This book was given as a birthday gift to my husband from his youngest sister. I know he told his family years ago that he wasn’t interested in receiving any religious self-help books, so I wasn’t surprised that this book went straight to the shelf, where it was of course picked up by my voracious book-loving fingers. I got off to a slow start, even describing it as ‘floofy,’ but by the end the pages were dyed orange from all of my highlighter markings and my husband had gotten an earful about what I was learning. It’s geared more towards older children and teenagers, and references a lot of lessons from what I believe is a lecture series and several books called Love and Logic. I am anxious to pursue them further. The takeaway nugget is to approach misbehavior and disrespect with love, calmness, and creativity. As I laid down the book I said to my husband, “I’ve read a lot of books on parenting and childcare, and I think they’re all important and helpful, but out of all of them, this is the ONE BOOK I would want you to read.”
Becoming Brilliant, by Roberta M. Golinkoff and Kathy Hirsch-Pasek
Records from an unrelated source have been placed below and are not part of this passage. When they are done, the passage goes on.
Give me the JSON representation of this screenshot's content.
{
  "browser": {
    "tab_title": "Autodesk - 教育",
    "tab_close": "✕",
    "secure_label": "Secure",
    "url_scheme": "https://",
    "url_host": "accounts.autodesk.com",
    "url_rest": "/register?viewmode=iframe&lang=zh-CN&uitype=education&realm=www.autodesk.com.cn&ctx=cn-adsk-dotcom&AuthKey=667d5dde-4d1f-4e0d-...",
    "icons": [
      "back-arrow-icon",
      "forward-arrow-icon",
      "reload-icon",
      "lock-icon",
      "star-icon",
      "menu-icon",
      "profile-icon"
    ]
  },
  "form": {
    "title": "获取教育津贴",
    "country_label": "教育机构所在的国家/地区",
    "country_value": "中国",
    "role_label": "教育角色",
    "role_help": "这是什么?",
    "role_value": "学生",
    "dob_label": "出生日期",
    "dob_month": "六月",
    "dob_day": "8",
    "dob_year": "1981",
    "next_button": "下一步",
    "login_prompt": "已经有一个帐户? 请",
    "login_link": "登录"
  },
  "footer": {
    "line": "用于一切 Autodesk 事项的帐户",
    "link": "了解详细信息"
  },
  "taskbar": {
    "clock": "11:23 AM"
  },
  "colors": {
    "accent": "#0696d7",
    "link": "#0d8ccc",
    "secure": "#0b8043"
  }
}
This book and the next two on the list were given to us by a friend of my husband, whose mother is one of the authors. I thought it got off to an irritating start. There are six ‘Cs’ that make for a brilliant child (Collaboration, Communication, Content, Critical Thinking, Creative Innovation, and Confidence,) and while I don’t disagree that those are all important, my irritation came from the constant reference to ‘the Cs.’ Did you ever see Little Miss Sunshine? Greg Kinnear’s character keeps going on and on about his seven steps to success. My takeaways were 1.) Make sure your kid has human interactions, doesn’t get too much screen time and plays outside. (I could have told you that.) and 2.) Think about the needs of a 21st century job market and what skills your child will need to be successful. Robots, self-driving cars—there are a lot of things that we never experienced as children that will be a reality for my son. Maybe even a virtual reality. (I never thought of that.)
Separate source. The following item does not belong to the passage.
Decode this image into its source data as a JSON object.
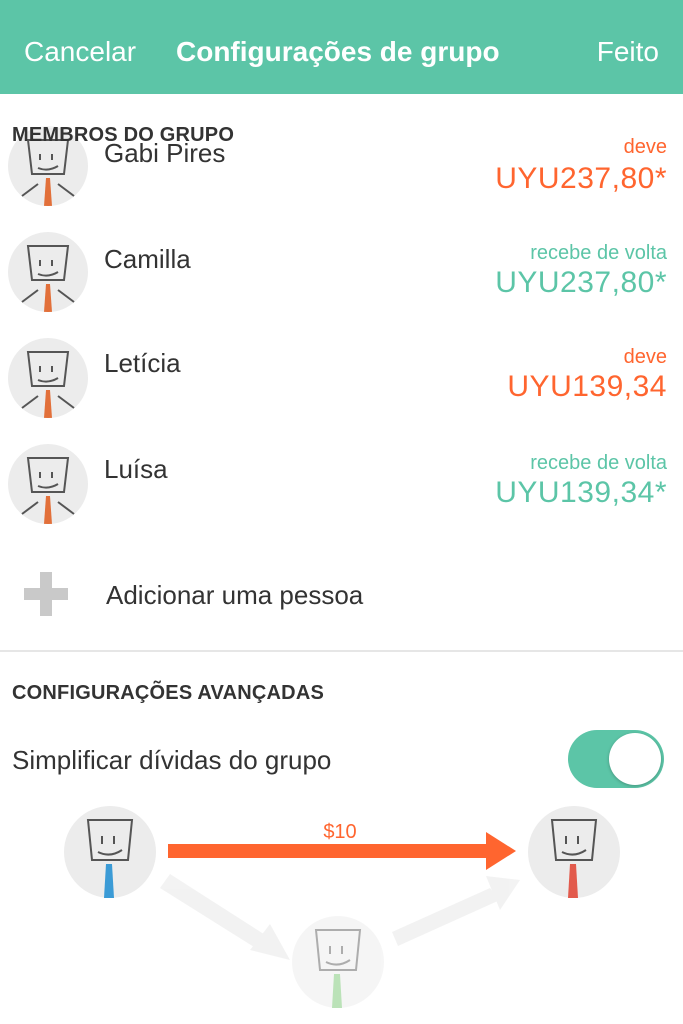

How Babies Talk, by Roberta M. Golinkoff and Kathy Hirsch-Pasek
I’m fascinated by language and language acquisition, so this book hooked me right from the start and remained my favorite of the three. The most interesting thing I’ve learned so far is that babies can distinguish the difference between the language their mother speaks and other languages IN THE WOMB. This is more of a ‘background’ book – the things I learn here won’t really make that big of a difference in my parenting style. There are some things you can do to encourage a larger vocabulary, but nothing I wasn’t already doing by instinct. Babies are going to learn their own language whether you are deliberate or not.
Einstein Never Used Flashcards, by Roberta M. Golinkoff and Kathy Hirsch-Pasek
I rate this book second in the Hirsh-Pasek/Golinkoff author pairing. There were some interesting studies and results, but the book could have been 200 pages shorter because the conclusions and advice were always the same. To sum up, don’t waste your money on items that will teach your children to regurgitate facts. Let them play. I was never on board with the Baby Einstein programs in any case, so reading this book won’t change my parenting style at all, but it does give me permission to be guilt free about letting my son play without worrying about cramming facts into his head to give him a head start in kindergarten. The best things we can do with our kids is talk to them, play with them, read to them, and model what it means to be a good human.
What Mothers Do (Especially When it Looks Like Nothing), by Naomi Stadlen